## [EXERCISE DIRECTIONS]
Please show all lines of the records that include "views".

## [RECORD SET]
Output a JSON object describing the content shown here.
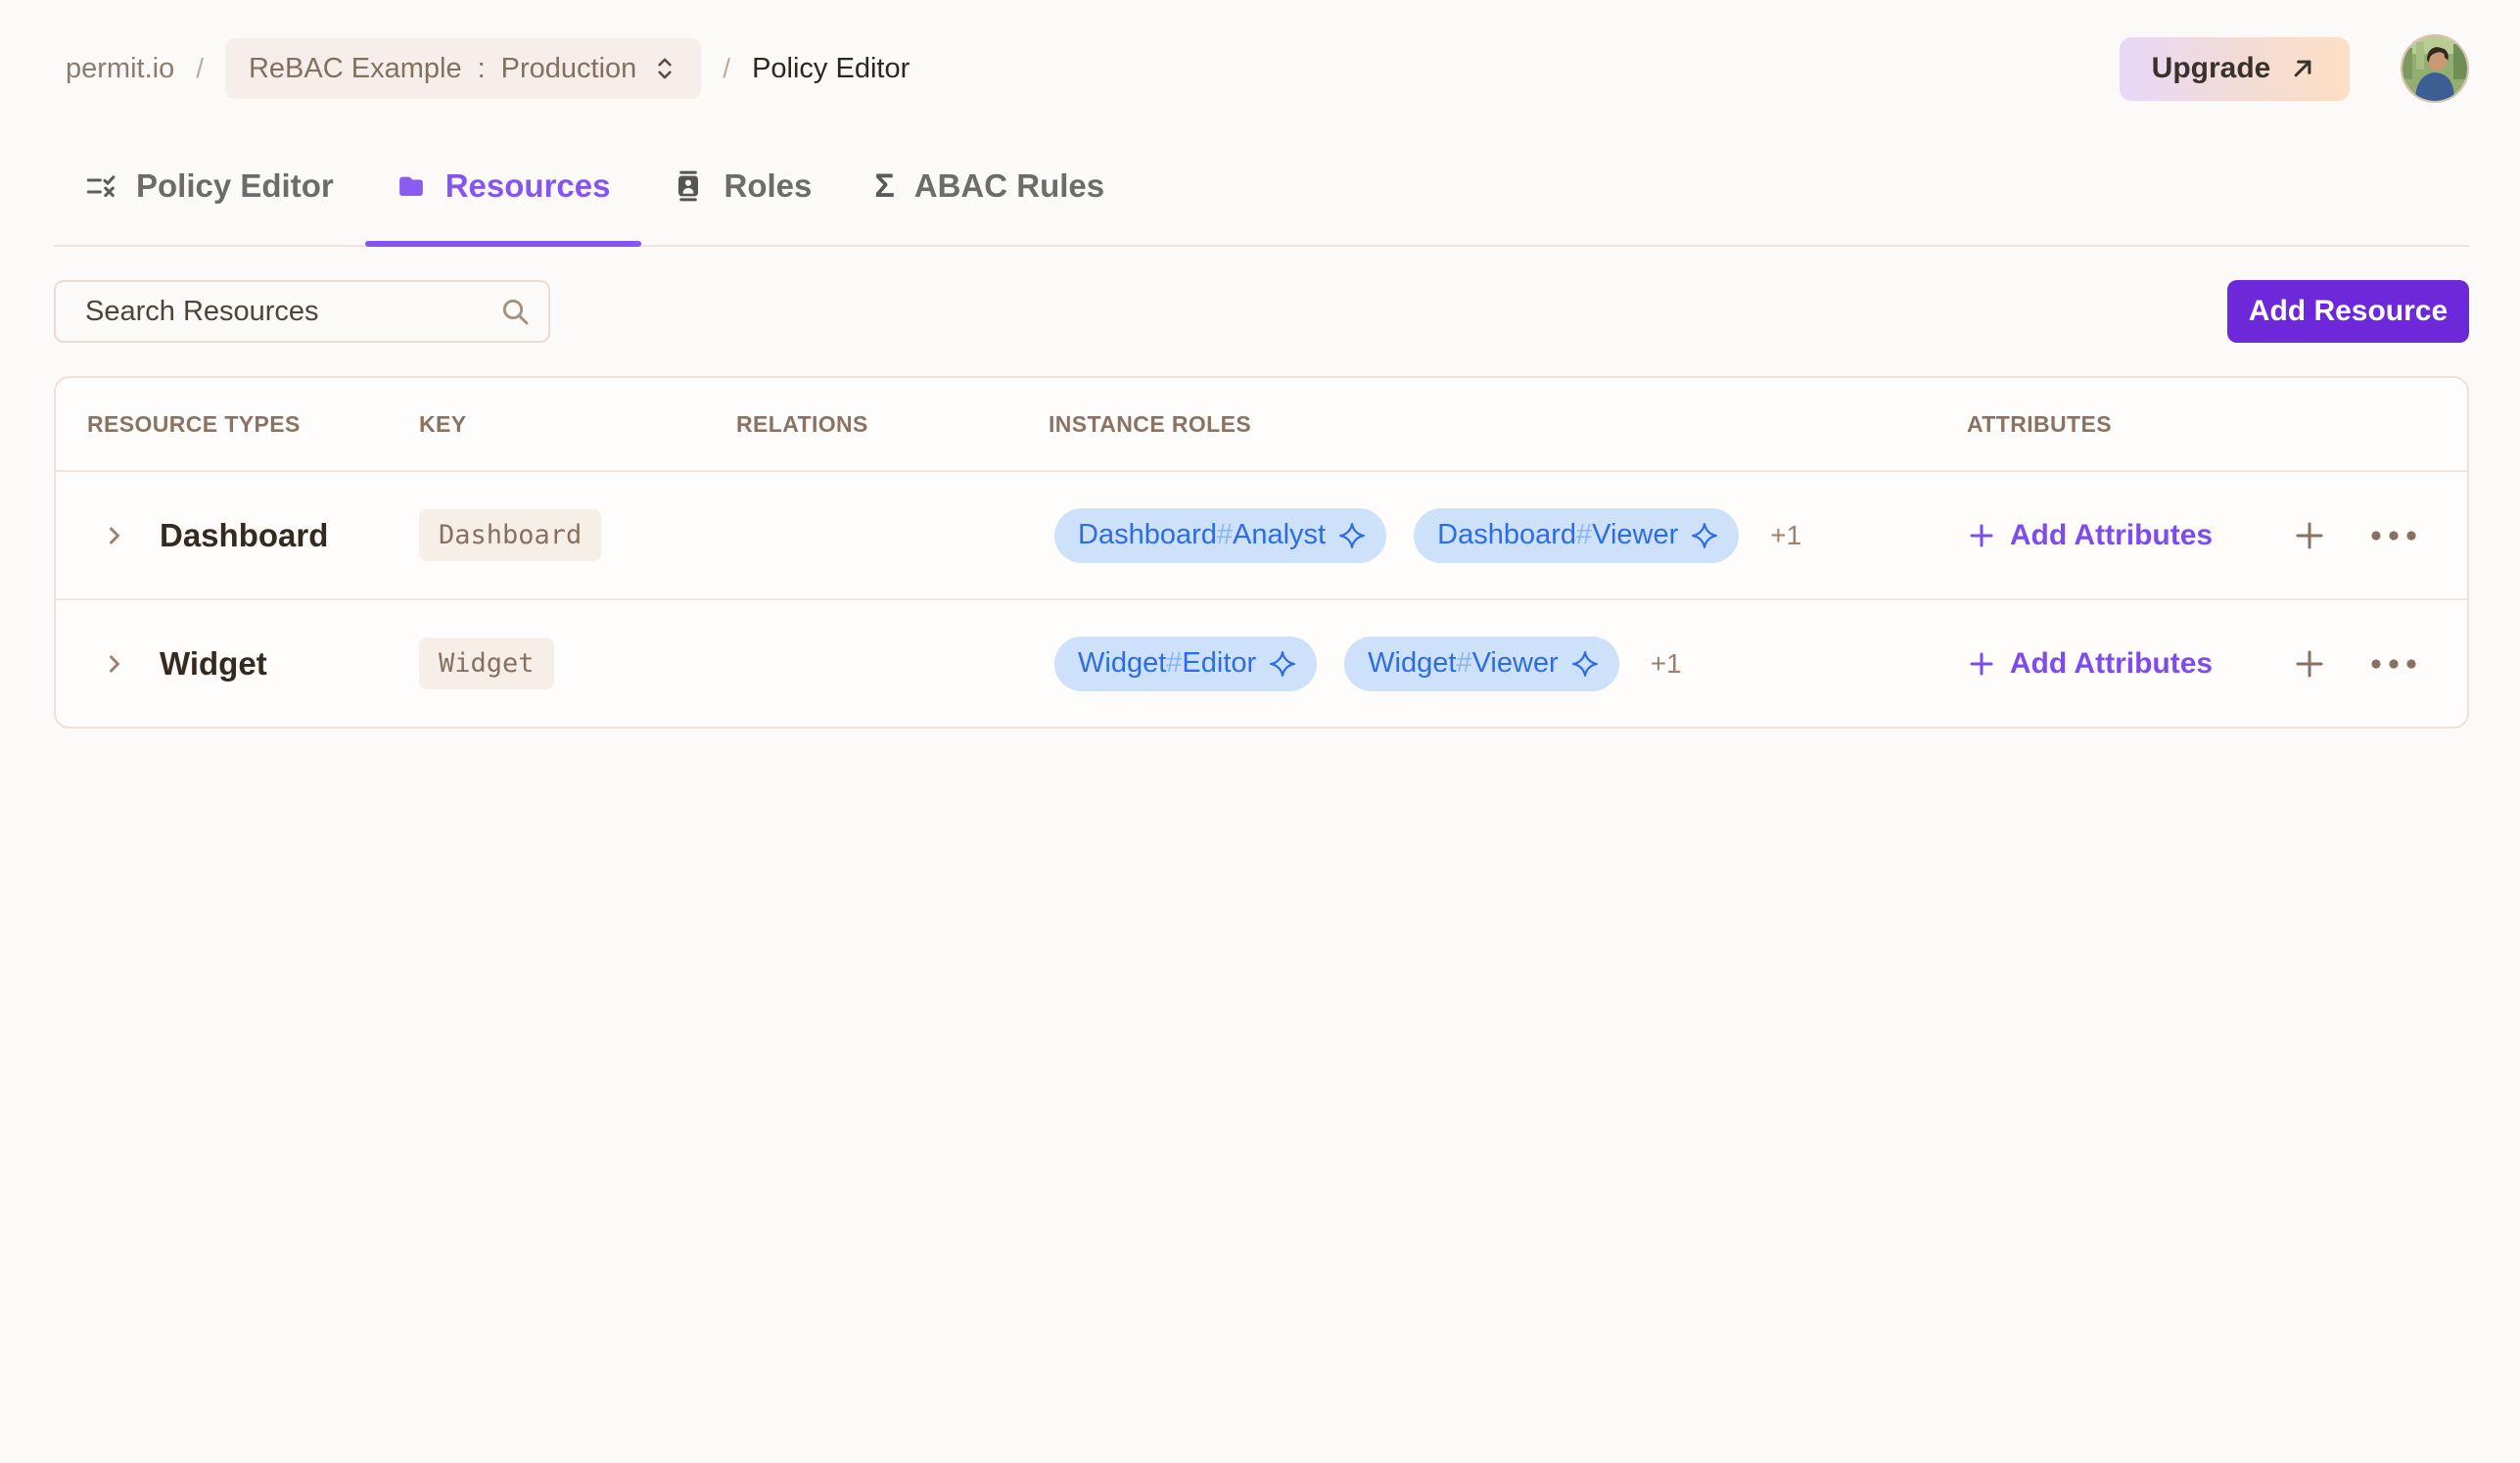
{
  "colors": {
    "page_bg": "#fbfaf8",
    "accent_purple": "#8655f0",
    "add_resource_button_purple": "#6c28d9",
    "add_attributes_purple": "#7d4bee",
    "role_pill_bg": "#cde1fa",
    "role_pill_text": "#2d6ce5",
    "role_pill_hash": "#8ab3f3",
    "muted_brown": "#8b7364",
    "upgrade_gradient_start": "#e7d7f9",
    "upgrade_gradient_end": "#fcdfc4"
  },
  "breadcrumb": {
    "org": "permit.io",
    "separator": "/",
    "project": "ReBAC Example",
    "project_env_separator": ":",
    "environment": "Production",
    "page": "Policy Editor"
  },
  "topbar": {
    "upgrade_label": "Upgrade"
  },
  "tabs": [
    {
      "label": "Policy Editor",
      "active": false
    },
    {
      "label": "Resources",
      "active": true
    },
    {
      "label": "Roles",
      "active": false
    },
    {
      "label": "ABAC Rules",
      "active": false,
      "icon_glyph": "Σ"
    }
  ],
  "toolbar": {
    "search_placeholder": "Search Resources",
    "add_resource_label": "Add Resource"
  },
  "table": {
    "columns": [
      "RESOURCE TYPES",
      "KEY",
      "RELATIONS",
      "INSTANCE ROLES",
      "ATTRIBUTES"
    ],
    "rows": [
      {
        "name": "Dashboard",
        "key": "Dashboard",
        "relations": "",
        "instance_roles": [
          {
            "resource": "Dashboard",
            "separator": "#",
            "role": "Analyst"
          },
          {
            "resource": "Dashboard",
            "separator": "#",
            "role": "Viewer"
          }
        ],
        "more_count": "+1",
        "add_attributes_label": "Add Attributes"
      },
      {
        "name": "Widget",
        "key": "Widget",
        "relations": "",
        "instance_roles": [
          {
            "resource": "Widget",
            "separator": "#",
            "role": "Editor"
          },
          {
            "resource": "Widget",
            "separator": "#",
            "role": "Viewer"
          }
        ],
        "more_count": "+1",
        "add_attributes_label": "Add Attributes"
      }
    ]
  }
}
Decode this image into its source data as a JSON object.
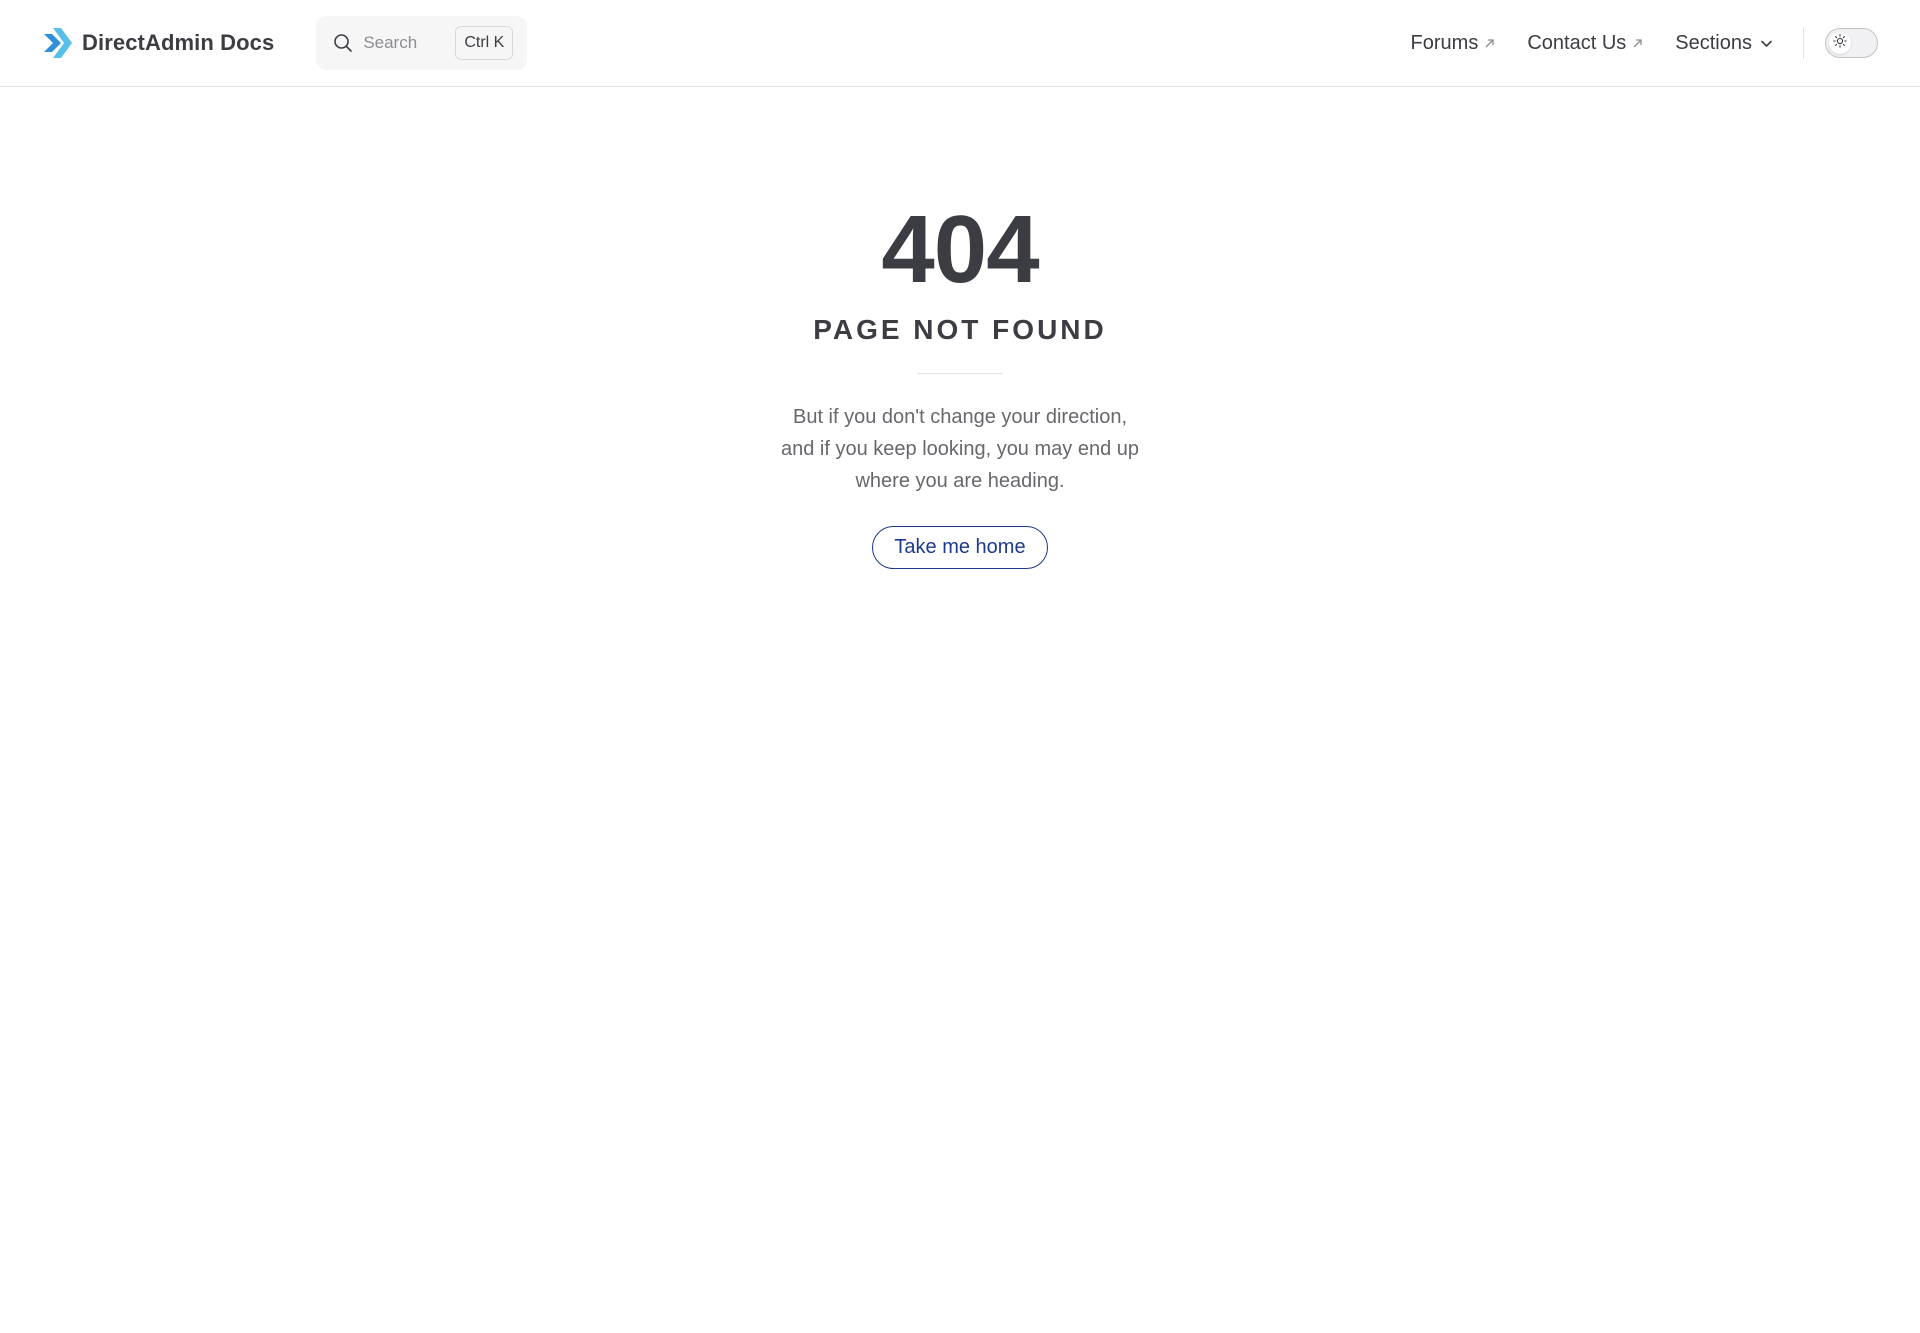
{
  "header": {
    "brand_title": "DirectAdmin Docs",
    "logo_icon": "directadmin-chevron-logo",
    "brand_colors": [
      "#2f8fd8",
      "#56c0e8"
    ],
    "search": {
      "placeholder": "Search",
      "shortcut": "Ctrl K",
      "icon": "search-icon"
    },
    "nav": {
      "forums_label": "Forums",
      "contact_label": "Contact Us",
      "sections_label": "Sections"
    },
    "theme_toggle": {
      "icon": "sun-icon",
      "state": "light"
    }
  },
  "main": {
    "code": "404",
    "title": "PAGE NOT FOUND",
    "quote": "But if you don't change your direction, and if you keep looking, you may end up where you are heading.",
    "home_button_label": "Take me home",
    "accent_color": "#1e3a8a"
  }
}
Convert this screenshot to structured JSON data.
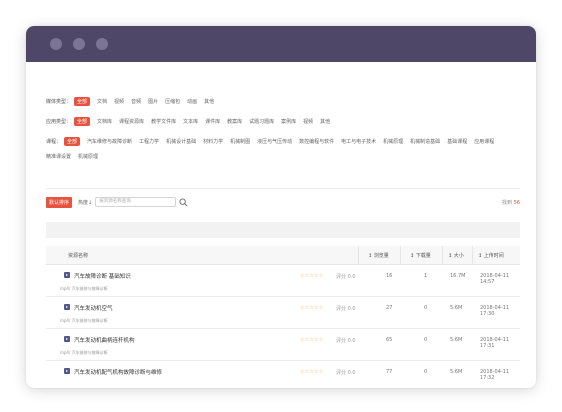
{
  "filters": {
    "media": {
      "label": "媒体类型：",
      "items": [
        "全部",
        "文档",
        "视频",
        "音频",
        "图片",
        "压缩包",
        "动画",
        "其他"
      ],
      "active": 0
    },
    "usage": {
      "label": "应用类型：",
      "items": [
        "全部",
        "文档库",
        "课程资源库",
        "教学文件库",
        "文本库",
        "课件库",
        "教案库",
        "试题习题库",
        "案例库",
        "视频",
        "其他"
      ],
      "active": 0
    },
    "course": {
      "label": "课程：",
      "items": [
        "全部",
        "汽车维修与故障诊断",
        "工程力学",
        "机械设计基础",
        "材料力学",
        "机械制图",
        "液压与气压传动",
        "数控编程与软件",
        "电工与电子技术",
        "机械原理",
        "机械制造基础",
        "基础课程",
        "应用课程",
        "精准课设置",
        "机械原理"
      ],
      "active": 0
    }
  },
  "toolbar": {
    "sort_default": "默认排序",
    "sort_heat": "热度↓",
    "search_placeholder": "按资源名称查询",
    "found_prefix": "找到",
    "found_count": "56"
  },
  "table": {
    "headers": {
      "name": "资源名称",
      "views": "↕ 浏览量",
      "downloads": "↕ 下载量",
      "size": "↕ 大小",
      "time": "↕ 上传时间"
    },
    "rows": [
      {
        "title": "汽车故障诊断 基础知识",
        "meta": "mp4/ 汽车维修与故障诊断",
        "stars": "☆☆☆☆☆",
        "score": "评分 0.0",
        "views": "16",
        "downloads": "1",
        "size": "16.7M",
        "time": "2018-04-11 14:57"
      },
      {
        "title": "汽车发动机空气",
        "meta": "mp4/ 汽车维修与故障诊断",
        "stars": "☆☆☆☆☆",
        "score": "评分 0.0",
        "views": "27",
        "downloads": "0",
        "size": "5.6M",
        "time": "2018-04-11 17:30"
      },
      {
        "title": "汽车发动机曲柄连杆机构",
        "meta": "mp4/ 汽车维修与故障诊断",
        "stars": "☆☆☆☆☆",
        "score": "评分 0.0",
        "views": "65",
        "downloads": "0",
        "size": "5.6M",
        "time": "2018-04-11 17:31"
      },
      {
        "title": "汽车发动机配气机构故障诊断与维修",
        "meta": "",
        "stars": "☆☆☆☆☆",
        "score": "评分 0.0",
        "views": "77",
        "downloads": "0",
        "size": "5.6M",
        "time": "2018-04-11 17:32"
      }
    ]
  },
  "colors": {
    "accent": "#e8533f",
    "titlebar": "#4f4767",
    "window_dot": "#7b7494",
    "star": "#f5a623"
  }
}
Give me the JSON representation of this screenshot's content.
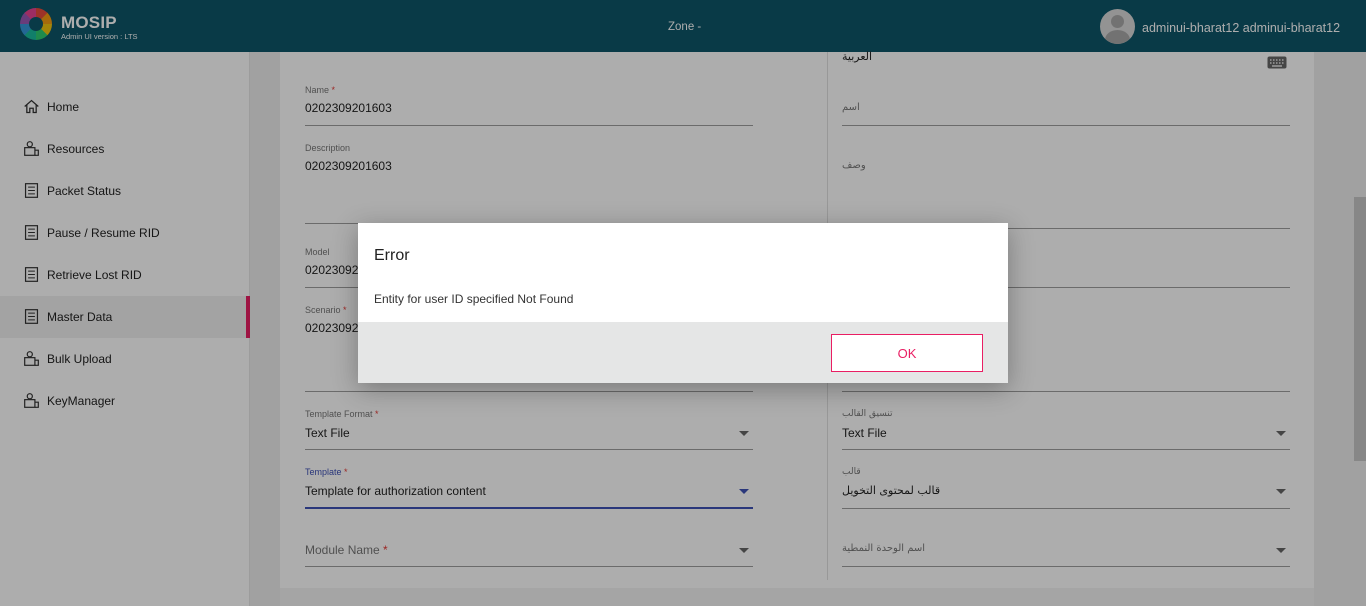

## [ANSWER TO THIS PROBLEM]
      "views": "↕ 浏览量",
        "views": "16",
        "views": "27",
        "views": "65",
        "views": "77",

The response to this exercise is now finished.